When we think about men or women winning a big real money poker tournament, it’s hard to ever imagine it as being a bad situation. After all, the lasting image is usually that winner surrounded by big piles of cash as a symbol of what their skill and luck has wrought. What could be wrong with any of that?
A Taxing Situation
Well, there is the small matter of having to pay taxes on those winnings. Taxes are at the heart of a case involving a former champion of the biggest poker tournament of all. The nature of what it takes to win at poker is also a big element of this interesting skirmish.
Back in 2010, Canadian Jonathan Duhamel was at the top of the poker world after the winning the Main Event at the prestigious World Series of Poker. That is obviously a high level of success to attain, something that you would think would require a lot of poker skill. But Duhamel’s success in the case may come down to whether he can prove his poker winnings were a result of luck.
The Canadian government is trying to collect $1.2 million from Duhamel. This is despite the fact that poker winnings are generally in the clear in Canada, in part because it is considered a game of chance. Perhaps the level of success that Duhamel has achieved is putting him in the crosshairs.
There are several tentacles of the argument with which Canada’s tax officials are trying to snag Duhamel. First of all, his high-profile win in the Main Event of the World Series of Poker gained him a sponsorship with PokerStars. And part of the payback for that relationship came in tournament buy-ins, which would seem to give Duhamel an edge on winning beyond any luck.
Second, there was Duhamel’s practice of swapping action, which also has been cited by the government in their case. For those who don’t know, swapping action is the practice of a player promising shares of tournament winnings to other players as they do the same for you.
It’s a way of ensuring that you come out with something even if you don’t play well. But the Canadian government argues the hedging practice bucks against the whole “game of chance” concept.
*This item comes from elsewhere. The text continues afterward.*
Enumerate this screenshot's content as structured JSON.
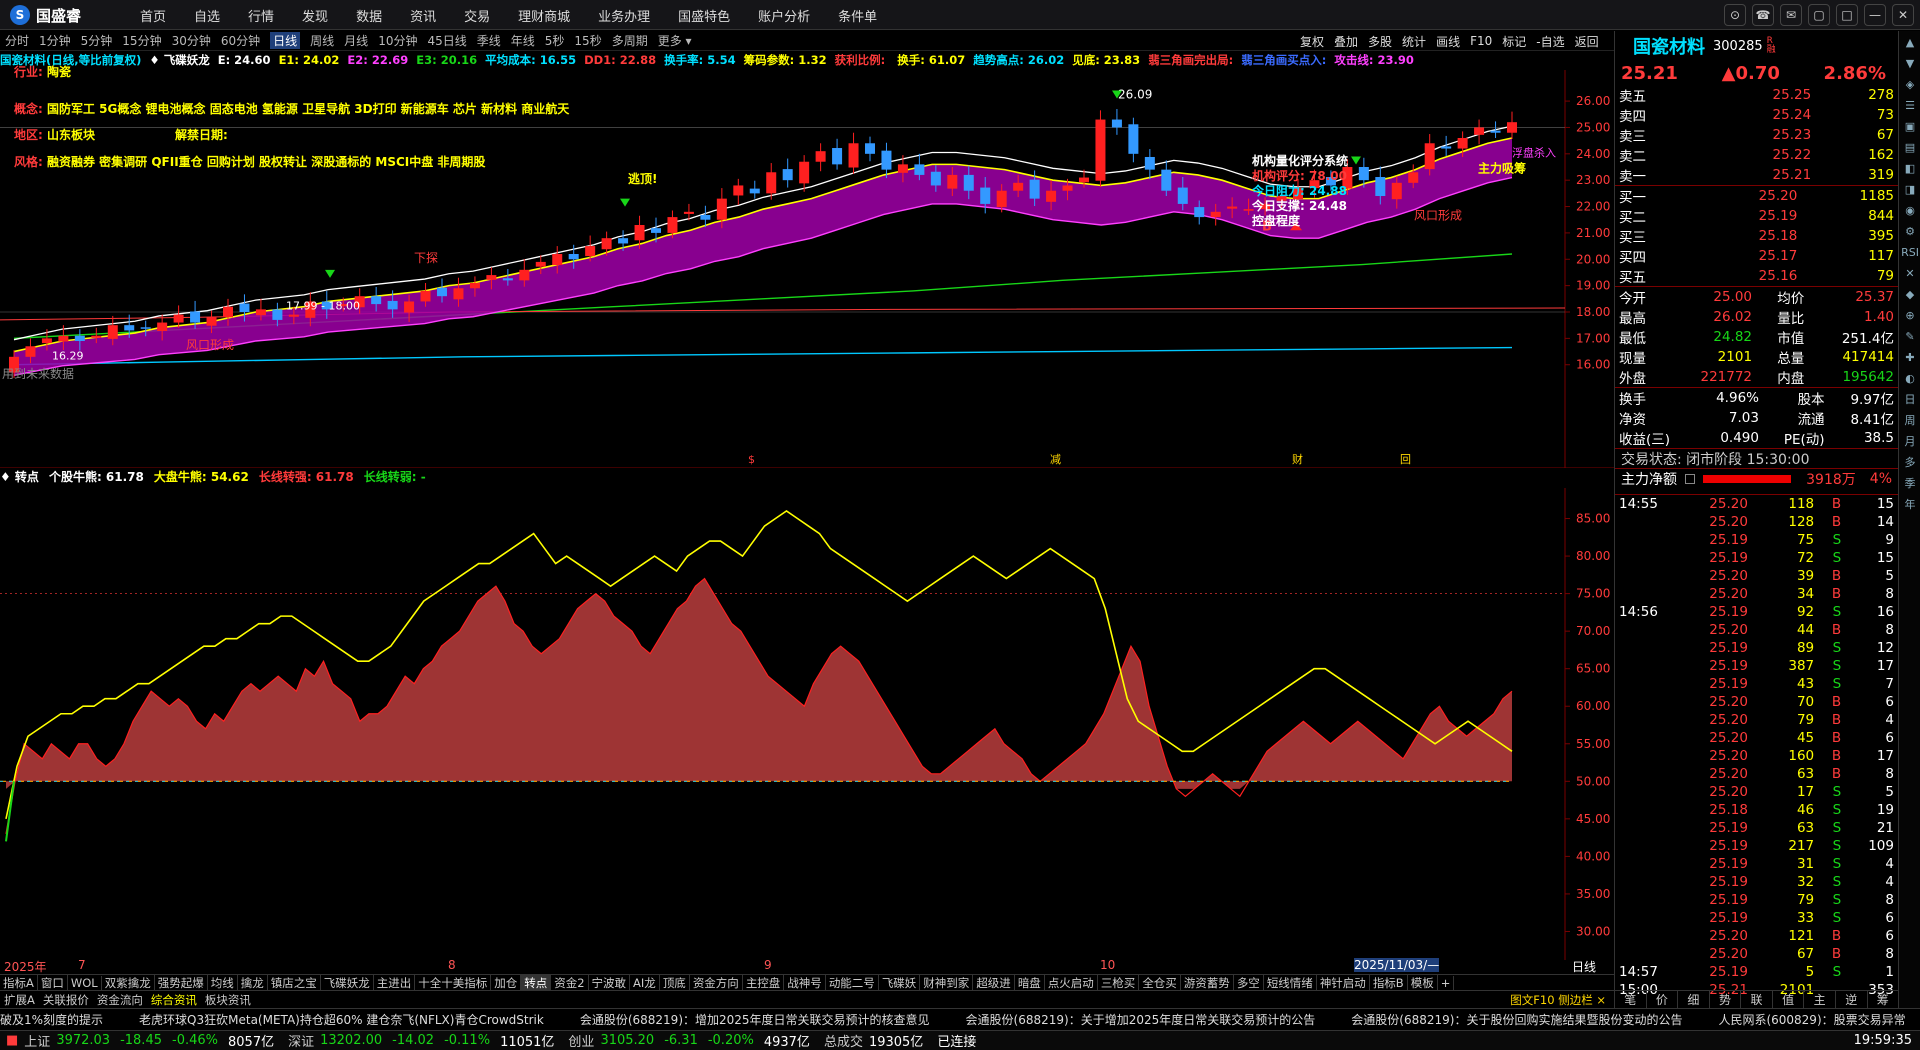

For Duhamel’s part, the crux of his argument is that all of the above only occurred because of his success playing the game. If it all came from a game of luck to start, Duhamel seems to be arguing, then it’s all lucky, and, therefore, not taxable.
Both sides seem to be stretching it a bit. On the government’s side of the equation, it does seem like there is a bit of a double standard in place, as Duhamel is being treated much differently from most other poker players in the country.
Meanwhile, if you had asked Duhamel following his Main Event win a decade ago if he won purely because of luck, he likely would have taken exception to that. There is definitely a skill set that separates the best players from lesser ones in poker. To deny that is the case seems a little bit skewed, at best.
We’ll have to watch and see how all this turns out in the end. In any case, it should be a warning to future Canadian pros to make some sort of concession to the possibility that the Taxman could be coming for any poker winnings they amass, especially if those winnings happen to be substantial.
Poker Show Revival
There was a time where it seemed when it seemed that every television channel to which you turned featured some sort of poker competition. In the past few years, poker on television has slowed to a bit of a trickle. But as a byproduct, the practice of streaming live poker events has grown at an enormous rate.
It now appears that those two worlds are about to collide. First of all, the long-rumored return of High Stakes Poker appears to be coming to fruition. A recent trailer promised that new episodes are being taped, with the date for the return set for December 16.
For now, however, it appears that the show, which was known for the big money at stake each episode and the fun commentary from Gabe Kaplan, will be found in the online sphere. PokerGo is behind the reboot, and, at first glance, there doesn’t appear to be any network television component.
Also on the way back: Poker After Dark, another staple of poker television in the boom area of the early 2000s. In this case, this show has already seen life in the online sphere at PokerGo. It also appears to be slated for a December return after about a year away.
These two shows are beloved brands in the poker world, so the hope is that they could catch on in any sphere. And, even if they don’t start with any kind of television support, maybe they will do well enough to get to that point.
In any case, we are assuming that these shows will show folks sitting at actual poker tables, interacting in enjoyable ways, and winning big chunks of money for their Texas Holdem expertise. It was a combustible formula once before, and it certainly could be once again. It will be interesting to see how well these ventures do as we head into the end of this year and the beginning of the next.